This is an absurd mindset because, in truth, we never are truly safe and secure. No matter what we do, our lives can always be derailed by the suffering innate to human existence. We contract diseases, people we love die, friends move away, we lose jobs, etc. Even at the most fundamental level, we cannot be truly secure. No one ever expects to be in a car accident, a plane crash, or struck by lightning. However, in an instant, any one of these events could disrupt, irrevocably change, or even end our lives.

This may seem like a very depressing way to view the world! But it isn't. It is depressing only if we have a mindset that clings to security. In contrast, if we accept that we are vulnerable to suffering, then we can exist in the present moment and not fear potential threats. Yes, I could be hit by a car tomorrow...but I could also win the lottery. I could contract and die of cancer by Spring...or I could live to be 120. I might walk into work tomorrow and be fired...or I may be offered a promotion.
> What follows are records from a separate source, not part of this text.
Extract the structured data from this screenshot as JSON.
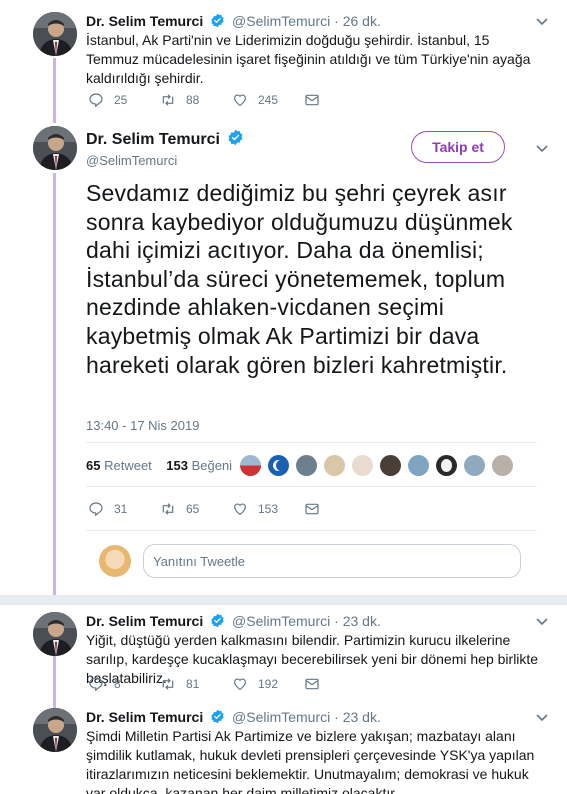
{
  "colors": {
    "accent": "#9b4dbf",
    "thread": "#cfb3e0",
    "verified": "#1da1f2",
    "muted": "#657786"
  },
  "tweet1": {
    "name": "Dr. Selim Temurci",
    "handle": "@SelimTemurci",
    "time": "· 26 dk.",
    "text": "İstanbul, Ak Parti'nin ve Liderimizin doğduğu şehirdir. İstanbul, 15 Temmuz mücadelesinin işaret fişeğinin atıldığı ve tüm Türkiye'nin ayağa kaldırıldığı şehirdir.",
    "replies": "25",
    "retweets": "88",
    "likes": "245"
  },
  "main": {
    "name": "Dr. Selim Temurci",
    "handle": "@SelimTemurci",
    "follow_label": "Takip et",
    "text": "Sevdamız dediğimiz bu şehri çeyrek asır sonra kaybediyor olduğumuzu düşünmek dahi içimizi acıtıyor. Daha da önemlisi; İstanbul’da süreci yönetememek, toplum nezdinde ahlaken-vicdanen seçimi kaybetmiş olmak Ak Partimizi bir dava hareketi olarak gören bizleri kahretmiştir.",
    "timestamp": "13:40 - 17 Nis 2019",
    "retweet_count": "65",
    "retweet_label": "Retweet",
    "like_count": "153",
    "like_label": "Beğeni",
    "replies": "31",
    "retweets": "65",
    "likes": "153"
  },
  "reply_box": {
    "placeholder": "Yanıtını Tweetle"
  },
  "tweet3": {
    "name": "Dr. Selim Temurci",
    "handle": "@SelimTemurci",
    "time": "· 23 dk.",
    "text": "Yiğit, düştüğü yerden kalkmasını bilendir. Partimizin kurucu ilkelerine sarılıp, kardeşçe kucaklaşmayı becerebilirsek yeni bir dönemi hep birlikte başlatabiliriz.",
    "replies": "8",
    "retweets": "81",
    "likes": "192"
  },
  "tweet4": {
    "name": "Dr. Selim Temurci",
    "handle": "@SelimTemurci",
    "time": "· 23 dk.",
    "text": "Şimdi Milletin Partisi Ak Partimize ve bizlere yakışan; mazbatayı alanı şimdilik kutlamak, hukuk devleti prensipleri çerçevesinde YSK'ya yapılan itirazlarımızın neticesini beklemektir. Unutmayalım; demokrasi ve hukuk var oldukça, kazanan her daim milletimiz olacaktır."
  }
}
Since anything is possible, it is foolish to spend time worrying about (or celebrating) any of these possibilities. The present moment is all that is real.

Of course, this outlook doesn't mean we should not work towards our own security, pass measures to fight terrorism, drive safely to avoid accidents, etc. It only means that we accept there are limitations to how much we can do to fend off these threats. This enables us to exist in a dangerous world and act in sensible ways to protect ourselves and those we love. Most importantly, it allows us to draw lines we should not cross or set aside things we should not sacrifice in order to provide an illusion of security.

The benefit of such in the moment thinking is that when uncertainty or insecurity inevitably come our way we will react to them calmly, from a place of sense and strength. This will allow us the possibility of remaining content even while we suffer and, in some cases, make our suffering of a shorter duration. We also will have the ability to be happy in life, rather than constantly looking over our shoulder for threats and problems that might happen. In other words, serenity.